All of the data below must be reproduced word for word, but without its images.

• _Excerpts from an interface dataset_

----------

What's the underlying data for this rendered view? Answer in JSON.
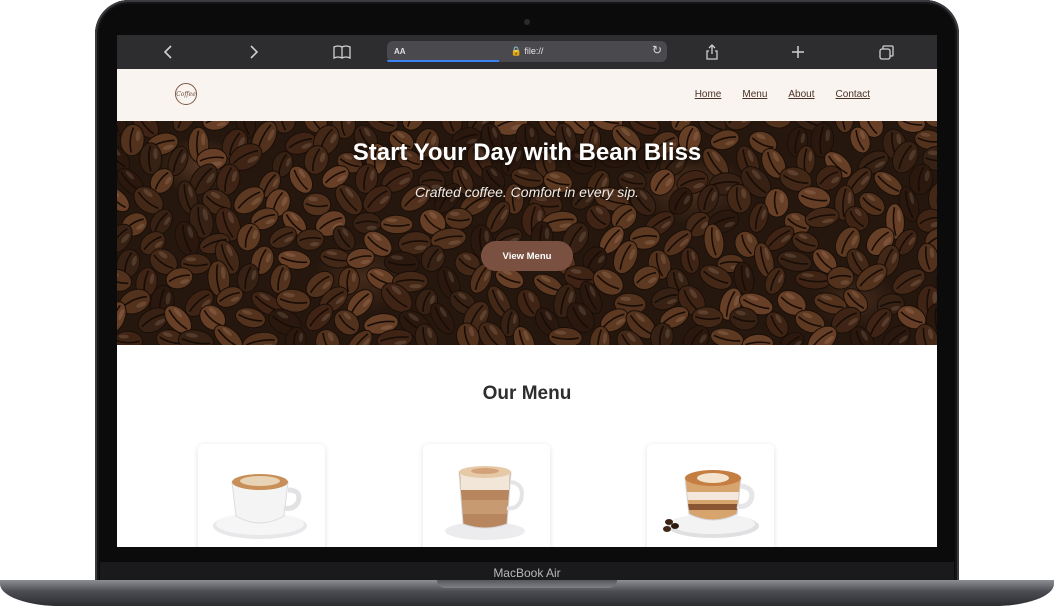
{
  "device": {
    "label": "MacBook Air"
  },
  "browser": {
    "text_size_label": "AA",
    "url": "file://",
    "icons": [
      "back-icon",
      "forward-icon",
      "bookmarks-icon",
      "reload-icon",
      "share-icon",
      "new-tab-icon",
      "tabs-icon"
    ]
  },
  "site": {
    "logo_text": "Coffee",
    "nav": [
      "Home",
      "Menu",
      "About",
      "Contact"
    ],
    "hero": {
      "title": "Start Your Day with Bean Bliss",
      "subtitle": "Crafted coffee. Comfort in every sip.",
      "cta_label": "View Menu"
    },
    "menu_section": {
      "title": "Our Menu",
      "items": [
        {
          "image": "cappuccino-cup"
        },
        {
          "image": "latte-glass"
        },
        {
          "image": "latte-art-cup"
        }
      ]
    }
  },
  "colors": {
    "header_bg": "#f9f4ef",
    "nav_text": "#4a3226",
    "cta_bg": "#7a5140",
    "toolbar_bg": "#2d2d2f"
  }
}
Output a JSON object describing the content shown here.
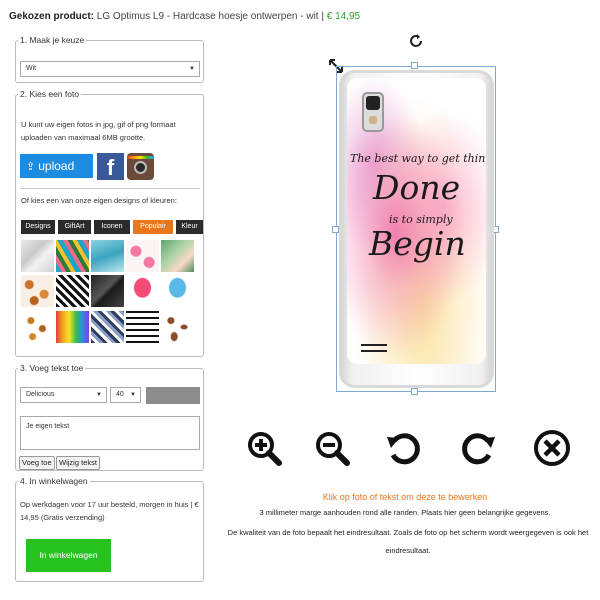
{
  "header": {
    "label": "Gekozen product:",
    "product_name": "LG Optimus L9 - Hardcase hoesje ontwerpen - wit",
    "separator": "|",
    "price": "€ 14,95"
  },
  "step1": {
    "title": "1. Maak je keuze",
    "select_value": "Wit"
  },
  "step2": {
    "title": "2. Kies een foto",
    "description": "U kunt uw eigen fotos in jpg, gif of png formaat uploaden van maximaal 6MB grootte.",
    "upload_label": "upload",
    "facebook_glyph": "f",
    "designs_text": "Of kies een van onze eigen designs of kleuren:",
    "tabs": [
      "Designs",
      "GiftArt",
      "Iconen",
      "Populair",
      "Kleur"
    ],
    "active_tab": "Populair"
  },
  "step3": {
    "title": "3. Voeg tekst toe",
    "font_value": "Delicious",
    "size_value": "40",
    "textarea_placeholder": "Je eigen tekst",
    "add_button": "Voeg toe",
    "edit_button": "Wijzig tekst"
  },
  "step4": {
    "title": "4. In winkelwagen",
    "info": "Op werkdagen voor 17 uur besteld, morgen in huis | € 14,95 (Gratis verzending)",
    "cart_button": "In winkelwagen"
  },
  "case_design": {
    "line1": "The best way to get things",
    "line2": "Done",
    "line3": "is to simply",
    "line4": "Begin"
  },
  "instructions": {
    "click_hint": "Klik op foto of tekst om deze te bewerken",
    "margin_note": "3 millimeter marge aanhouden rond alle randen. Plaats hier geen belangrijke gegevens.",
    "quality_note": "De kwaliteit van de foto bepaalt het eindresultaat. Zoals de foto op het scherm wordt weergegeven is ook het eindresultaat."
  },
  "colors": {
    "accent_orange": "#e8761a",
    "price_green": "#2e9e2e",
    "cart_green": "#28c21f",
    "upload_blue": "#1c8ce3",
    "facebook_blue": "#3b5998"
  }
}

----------

• _Finished exercise_
What's the underlying data for this rendered view? Answer in JSON.
{
  "device": {
    "label": "MacBook Air"
  },
  "browser": {
    "text_size_label": "AA",
    "url": "file://",
    "icons": [
      "back-icon",
      "forward-icon",
      "bookmarks-icon",
      "reload-icon",
      "share-icon",
      "new-tab-icon",
      "tabs-icon"
    ]
  },
  "site": {
    "logo_text": "Coffee",
    "nav": [
      "Home",
      "Menu",
      "About",
      "Contact"
    ],
    "hero": {
      "title": "Start Your Day with Bean Bliss",
      "subtitle": "Crafted coffee. Comfort in every sip.",
      "cta_label": "View Menu"
    },
    "menu_section": {
      "title": "Our Menu",
      "items": [
        {
          "image": "cappuccino-cup"
        },
        {
          "image": "latte-glass"
        },
        {
          "image": "latte-art-cup"
        }
      ]
    }
  },
  "colors": {
    "header_bg": "#f9f4ef",
    "nav_text": "#4a3226",
    "cta_bg": "#7a5140",
    "toolbar_bg": "#2d2d2f"
  }
}
Output a JSON object describing the content shown here.
{
  "header": {
    "label": "Gekozen product:",
    "product_name": "LG Optimus L9 - Hardcase hoesje ontwerpen - wit",
    "separator": "|",
    "price": "€ 14,95"
  },
  "step1": {
    "title": "1. Maak je keuze",
    "select_value": "Wit"
  },
  "step2": {
    "title": "2. Kies een foto",
    "description": "U kunt uw eigen fotos in jpg, gif of png formaat uploaden van maximaal 6MB grootte.",
    "upload_label": "upload",
    "facebook_glyph": "f",
    "designs_text": "Of kies een van onze eigen designs of kleuren:",
    "tabs": [
      "Designs",
      "GiftArt",
      "Iconen",
      "Populair",
      "Kleur"
    ],
    "active_tab": "Populair"
  },
  "step3": {
    "title": "3. Voeg tekst toe",
    "font_value": "Delicious",
    "size_value": "40",
    "textarea_placeholder": "Je eigen tekst",
    "add_button": "Voeg toe",
    "edit_button": "Wijzig tekst"
  },
  "step4": {
    "title": "4. In winkelwagen",
    "info": "Op werkdagen voor 17 uur besteld, morgen in huis | € 14,95 (Gratis verzending)",
    "cart_button": "In winkelwagen"
  },
  "case_design": {
    "line1": "The best way to get things",
    "line2": "Done",
    "line3": "is to simply",
    "line4": "Begin"
  },
  "instructions": {
    "click_hint": "Klik op foto of tekst om deze te bewerken",
    "margin_note": "3 millimeter marge aanhouden rond alle randen. Plaats hier geen belangrijke gegevens.",
    "quality_note": "De kwaliteit van de foto bepaalt het eindresultaat. Zoals de foto op het scherm wordt weergegeven is ook het eindresultaat."
  },
  "colors": {
    "accent_orange": "#e8761a",
    "price_green": "#2e9e2e",
    "cart_green": "#28c21f",
    "upload_blue": "#1c8ce3",
    "facebook_blue": "#3b5998"
  }
}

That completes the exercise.